__The problem__. Identify all lines of the data containing the string "available" and copy them.

__Data to process__.
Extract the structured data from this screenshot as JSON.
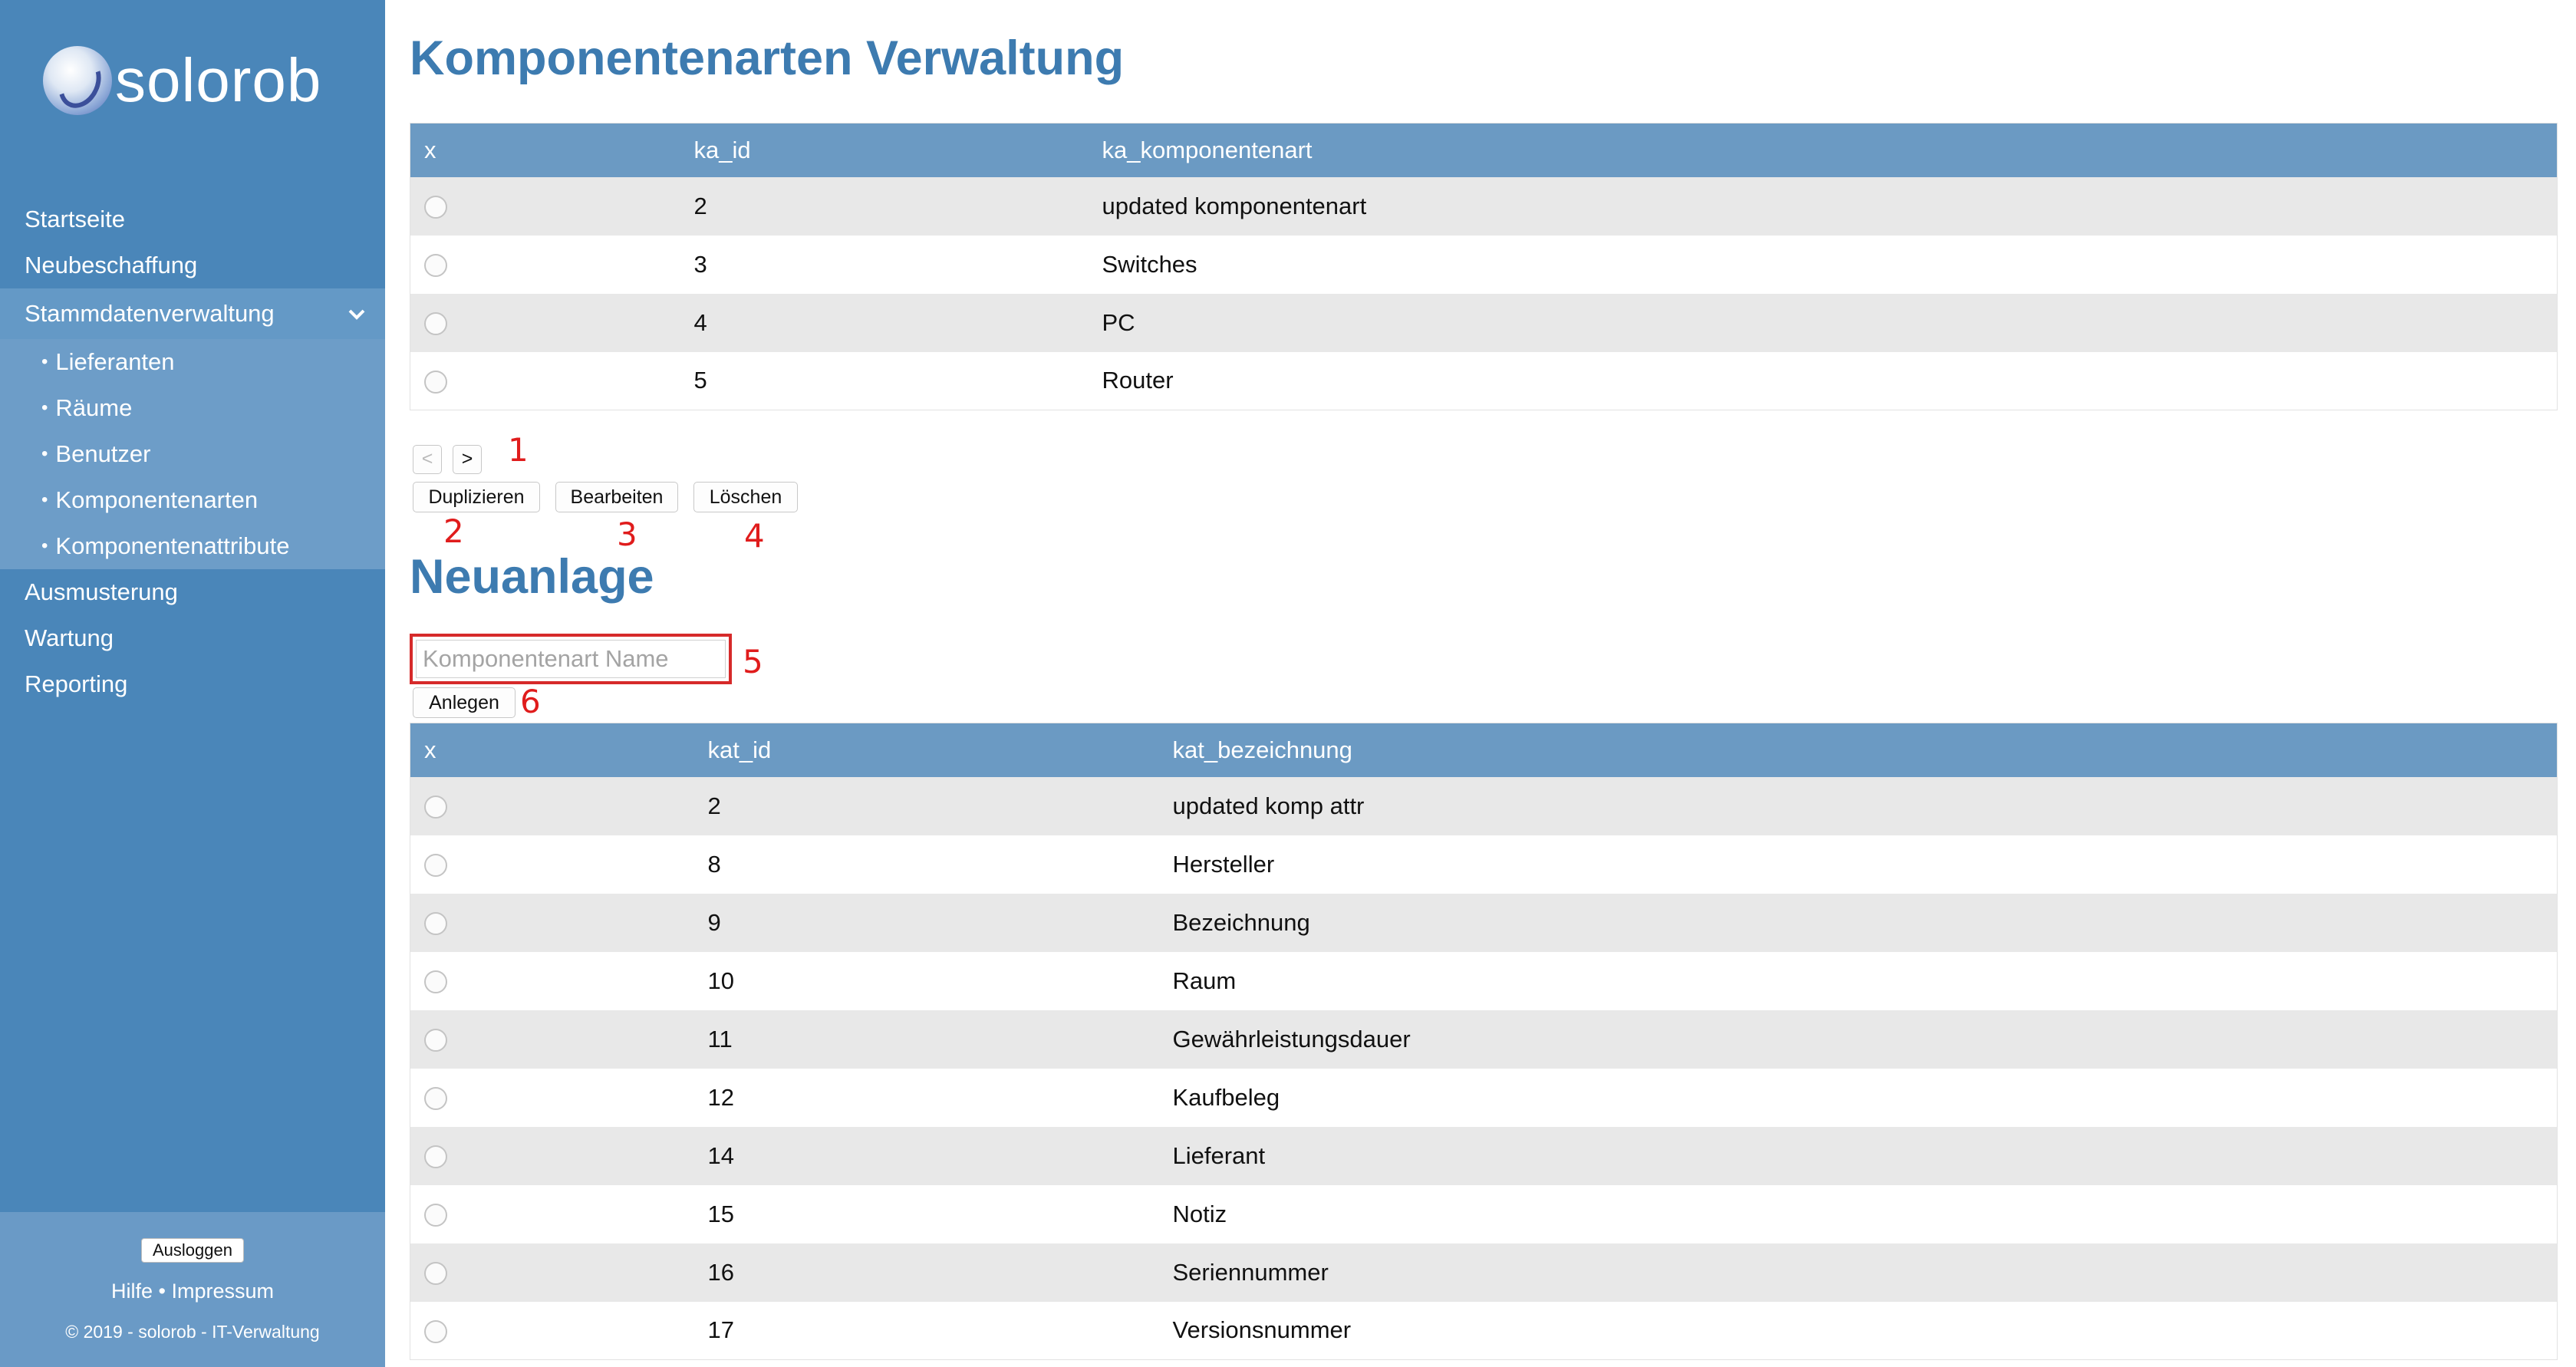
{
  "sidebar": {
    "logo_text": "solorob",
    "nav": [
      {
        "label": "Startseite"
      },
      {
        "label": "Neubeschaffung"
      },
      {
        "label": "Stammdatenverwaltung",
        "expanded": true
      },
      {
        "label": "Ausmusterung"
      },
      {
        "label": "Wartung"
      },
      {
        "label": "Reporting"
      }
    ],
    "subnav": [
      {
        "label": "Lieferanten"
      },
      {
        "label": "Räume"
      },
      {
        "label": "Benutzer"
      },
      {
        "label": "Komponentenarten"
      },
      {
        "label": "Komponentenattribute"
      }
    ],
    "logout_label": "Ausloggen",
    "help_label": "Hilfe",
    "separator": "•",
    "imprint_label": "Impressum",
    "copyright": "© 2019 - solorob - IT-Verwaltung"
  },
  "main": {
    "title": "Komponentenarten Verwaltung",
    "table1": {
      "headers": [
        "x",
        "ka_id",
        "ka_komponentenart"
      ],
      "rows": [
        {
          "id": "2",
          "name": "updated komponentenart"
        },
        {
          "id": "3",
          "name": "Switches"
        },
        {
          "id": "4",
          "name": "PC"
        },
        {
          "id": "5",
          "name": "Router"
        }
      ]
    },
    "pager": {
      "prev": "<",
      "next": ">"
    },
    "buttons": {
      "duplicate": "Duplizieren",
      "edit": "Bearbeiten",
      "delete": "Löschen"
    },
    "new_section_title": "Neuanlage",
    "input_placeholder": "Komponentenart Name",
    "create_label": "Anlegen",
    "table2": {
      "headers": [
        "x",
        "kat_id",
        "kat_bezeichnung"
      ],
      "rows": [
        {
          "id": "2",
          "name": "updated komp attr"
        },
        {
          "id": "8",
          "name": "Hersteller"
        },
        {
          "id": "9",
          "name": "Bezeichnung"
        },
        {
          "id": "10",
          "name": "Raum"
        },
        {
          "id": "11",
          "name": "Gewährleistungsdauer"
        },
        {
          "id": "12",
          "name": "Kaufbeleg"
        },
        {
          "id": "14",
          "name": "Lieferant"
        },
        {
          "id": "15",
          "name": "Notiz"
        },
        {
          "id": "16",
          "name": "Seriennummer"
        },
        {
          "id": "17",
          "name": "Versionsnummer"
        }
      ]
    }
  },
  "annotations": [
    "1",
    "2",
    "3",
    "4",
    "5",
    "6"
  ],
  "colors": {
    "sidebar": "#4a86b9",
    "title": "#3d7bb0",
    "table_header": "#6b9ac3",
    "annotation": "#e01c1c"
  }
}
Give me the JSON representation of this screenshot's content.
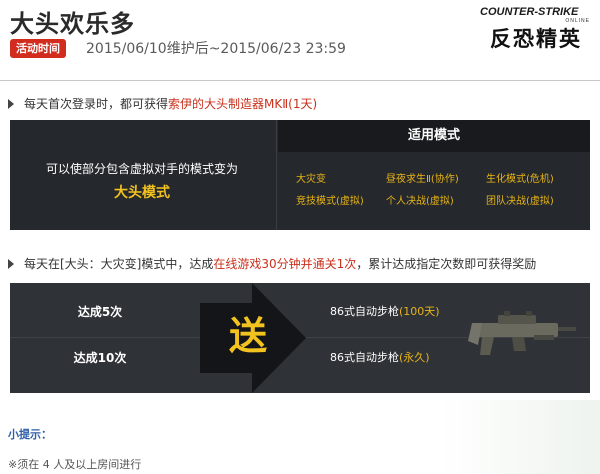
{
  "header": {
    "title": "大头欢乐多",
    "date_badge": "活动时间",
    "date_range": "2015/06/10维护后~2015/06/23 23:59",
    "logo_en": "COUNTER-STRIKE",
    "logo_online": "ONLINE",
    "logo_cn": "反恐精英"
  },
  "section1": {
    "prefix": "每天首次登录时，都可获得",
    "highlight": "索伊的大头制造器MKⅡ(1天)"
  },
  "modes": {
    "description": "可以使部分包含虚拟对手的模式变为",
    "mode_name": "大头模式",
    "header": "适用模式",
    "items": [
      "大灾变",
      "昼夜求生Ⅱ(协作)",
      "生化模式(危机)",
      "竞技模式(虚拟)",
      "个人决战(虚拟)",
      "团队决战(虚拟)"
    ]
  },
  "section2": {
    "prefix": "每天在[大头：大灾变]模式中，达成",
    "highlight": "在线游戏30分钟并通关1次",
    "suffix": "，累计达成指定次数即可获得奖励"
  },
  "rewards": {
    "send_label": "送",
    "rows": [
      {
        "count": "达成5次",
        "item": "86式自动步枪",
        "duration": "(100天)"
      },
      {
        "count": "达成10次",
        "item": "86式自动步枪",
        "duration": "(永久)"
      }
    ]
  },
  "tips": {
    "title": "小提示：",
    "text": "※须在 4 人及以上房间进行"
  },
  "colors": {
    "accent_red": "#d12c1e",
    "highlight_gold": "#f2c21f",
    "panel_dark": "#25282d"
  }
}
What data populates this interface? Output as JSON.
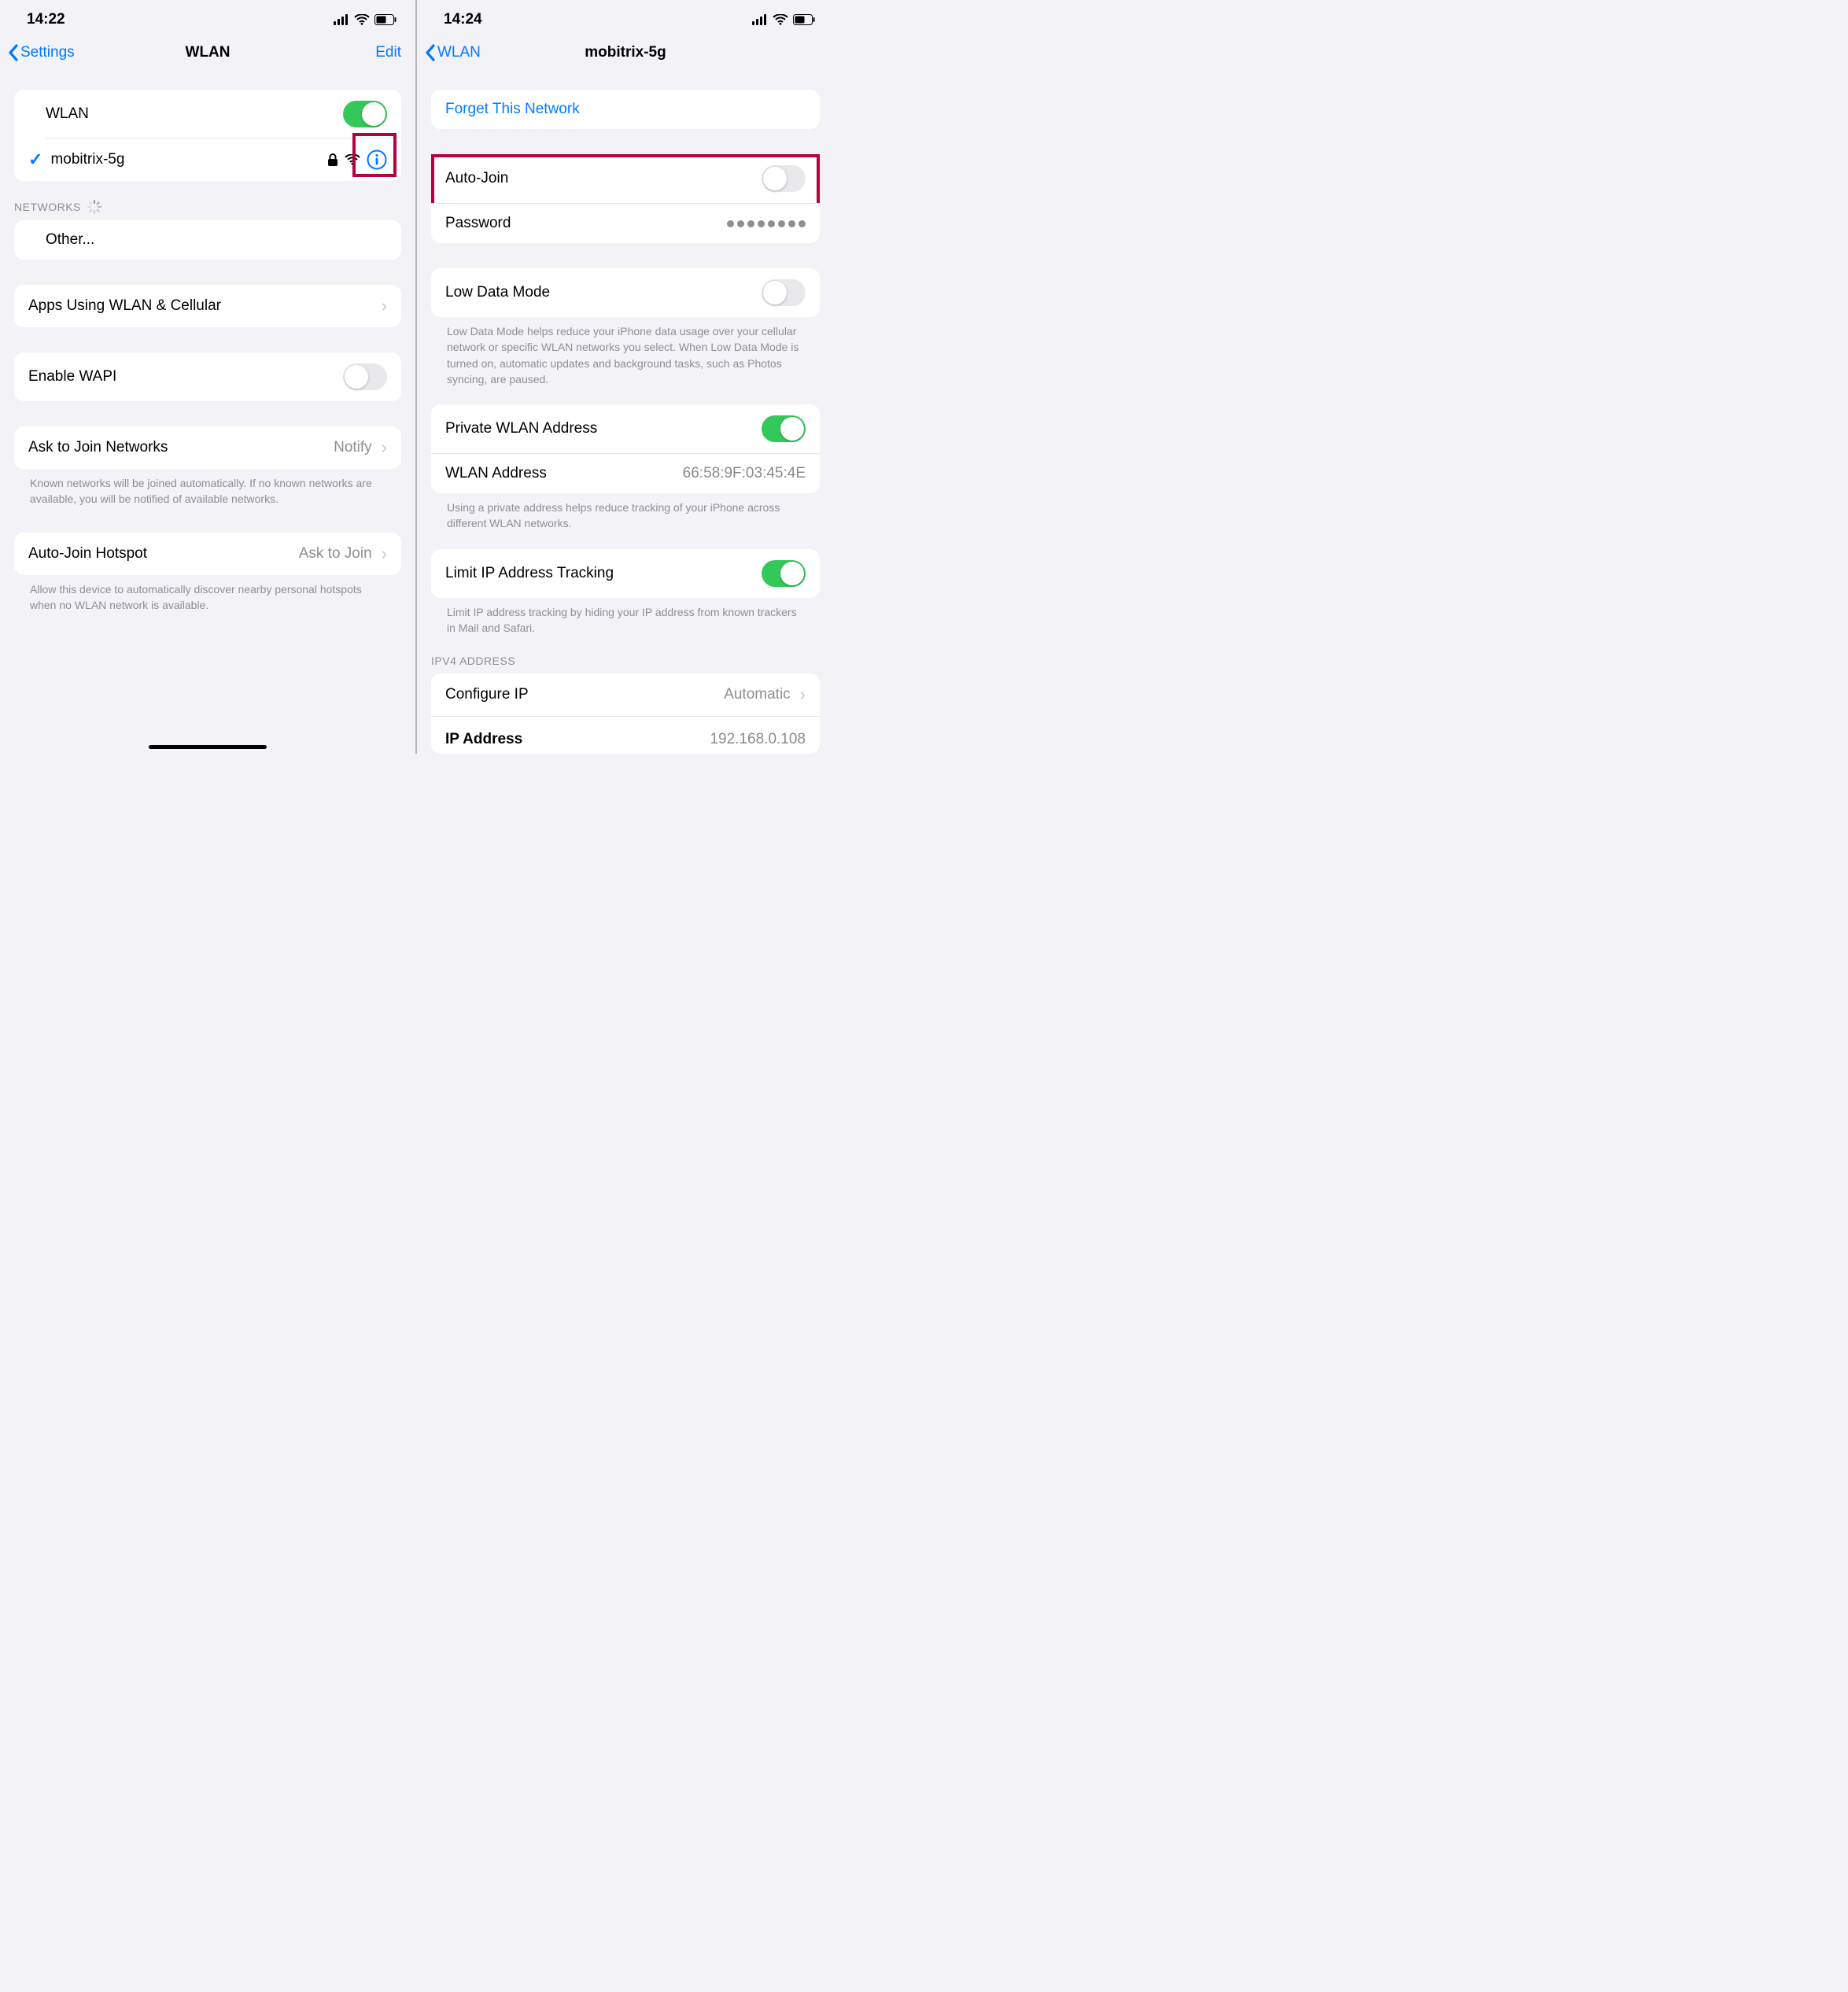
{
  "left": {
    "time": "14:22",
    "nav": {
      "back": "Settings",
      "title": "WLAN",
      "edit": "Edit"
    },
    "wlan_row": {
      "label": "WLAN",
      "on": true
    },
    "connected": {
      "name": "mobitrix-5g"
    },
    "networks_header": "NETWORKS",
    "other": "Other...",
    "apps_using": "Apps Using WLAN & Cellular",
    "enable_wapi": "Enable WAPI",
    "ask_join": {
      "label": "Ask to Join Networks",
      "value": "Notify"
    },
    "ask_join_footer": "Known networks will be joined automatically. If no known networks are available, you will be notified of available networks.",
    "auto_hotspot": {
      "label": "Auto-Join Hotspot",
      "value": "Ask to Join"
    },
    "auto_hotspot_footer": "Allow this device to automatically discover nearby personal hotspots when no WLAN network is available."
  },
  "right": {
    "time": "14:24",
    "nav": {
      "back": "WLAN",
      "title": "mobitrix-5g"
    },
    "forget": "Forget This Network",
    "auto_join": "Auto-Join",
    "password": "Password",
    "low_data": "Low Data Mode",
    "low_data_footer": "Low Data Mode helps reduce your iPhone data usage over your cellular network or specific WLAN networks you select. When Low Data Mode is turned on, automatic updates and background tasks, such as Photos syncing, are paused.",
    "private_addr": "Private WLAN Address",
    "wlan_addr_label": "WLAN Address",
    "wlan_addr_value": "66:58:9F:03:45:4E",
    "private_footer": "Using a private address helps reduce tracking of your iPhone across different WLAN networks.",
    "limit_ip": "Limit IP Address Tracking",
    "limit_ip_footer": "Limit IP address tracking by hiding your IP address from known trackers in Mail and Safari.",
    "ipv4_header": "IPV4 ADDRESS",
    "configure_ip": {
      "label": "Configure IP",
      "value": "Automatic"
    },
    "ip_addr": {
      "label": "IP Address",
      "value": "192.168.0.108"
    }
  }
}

__Answer space__.
    "ask_join_footer": "Known networks will be joined automatically. If no known networks are available, you will be notified of available networks.",
    "auto_hotspot_footer": "Allow this device to automatically discover nearby personal hotspots when no WLAN network is available."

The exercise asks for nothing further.